[Records drawn from a dataset]
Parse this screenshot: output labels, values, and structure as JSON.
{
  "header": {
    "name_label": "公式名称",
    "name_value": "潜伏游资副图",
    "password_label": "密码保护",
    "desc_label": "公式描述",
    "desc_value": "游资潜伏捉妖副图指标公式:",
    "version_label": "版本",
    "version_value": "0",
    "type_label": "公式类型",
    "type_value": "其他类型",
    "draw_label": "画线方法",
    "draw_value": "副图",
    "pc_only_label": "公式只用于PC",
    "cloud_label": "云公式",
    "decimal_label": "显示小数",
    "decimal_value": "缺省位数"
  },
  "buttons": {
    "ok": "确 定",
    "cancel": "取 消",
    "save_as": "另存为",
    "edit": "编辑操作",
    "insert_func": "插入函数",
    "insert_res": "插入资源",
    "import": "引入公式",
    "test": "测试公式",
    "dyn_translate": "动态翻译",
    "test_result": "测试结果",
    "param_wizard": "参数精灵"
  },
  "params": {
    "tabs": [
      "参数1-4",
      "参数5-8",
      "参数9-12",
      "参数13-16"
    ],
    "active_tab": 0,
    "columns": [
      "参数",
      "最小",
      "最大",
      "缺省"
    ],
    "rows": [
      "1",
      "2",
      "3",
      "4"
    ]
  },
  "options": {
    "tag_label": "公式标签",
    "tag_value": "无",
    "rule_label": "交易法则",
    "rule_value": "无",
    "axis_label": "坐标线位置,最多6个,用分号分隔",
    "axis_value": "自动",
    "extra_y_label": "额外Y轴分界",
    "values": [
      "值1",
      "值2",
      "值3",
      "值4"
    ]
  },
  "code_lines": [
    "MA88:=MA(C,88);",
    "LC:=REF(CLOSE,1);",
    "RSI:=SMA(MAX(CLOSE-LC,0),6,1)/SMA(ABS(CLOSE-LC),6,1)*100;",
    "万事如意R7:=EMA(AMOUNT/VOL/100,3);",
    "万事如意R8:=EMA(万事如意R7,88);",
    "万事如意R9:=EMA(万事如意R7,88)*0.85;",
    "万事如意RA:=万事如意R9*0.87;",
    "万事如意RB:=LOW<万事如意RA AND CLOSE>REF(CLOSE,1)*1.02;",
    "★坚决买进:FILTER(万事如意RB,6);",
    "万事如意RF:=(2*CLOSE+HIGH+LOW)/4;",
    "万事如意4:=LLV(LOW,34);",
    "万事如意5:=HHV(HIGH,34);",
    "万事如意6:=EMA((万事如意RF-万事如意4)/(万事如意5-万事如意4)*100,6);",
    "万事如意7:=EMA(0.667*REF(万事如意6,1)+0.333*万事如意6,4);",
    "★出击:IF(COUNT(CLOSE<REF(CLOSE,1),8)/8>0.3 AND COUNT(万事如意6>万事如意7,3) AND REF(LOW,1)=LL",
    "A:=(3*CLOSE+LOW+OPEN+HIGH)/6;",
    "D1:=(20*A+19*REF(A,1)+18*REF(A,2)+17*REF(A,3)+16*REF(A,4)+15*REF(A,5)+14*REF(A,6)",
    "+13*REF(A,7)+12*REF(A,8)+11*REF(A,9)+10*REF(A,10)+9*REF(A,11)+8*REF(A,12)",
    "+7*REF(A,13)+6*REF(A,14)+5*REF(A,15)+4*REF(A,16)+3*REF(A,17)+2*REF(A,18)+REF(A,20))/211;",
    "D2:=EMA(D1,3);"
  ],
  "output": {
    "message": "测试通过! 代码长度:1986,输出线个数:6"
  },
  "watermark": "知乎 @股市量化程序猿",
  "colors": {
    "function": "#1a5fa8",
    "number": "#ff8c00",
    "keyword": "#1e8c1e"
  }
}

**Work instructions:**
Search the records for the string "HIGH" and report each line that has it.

**Written reply:**
    "万事如意RF:=(2*CLOSE+HIGH+LOW)/4;",
    "万事如意5:=HHV(HIGH,34);",
    "A:=(3*CLOSE+LOW+OPEN+HIGH)/6;",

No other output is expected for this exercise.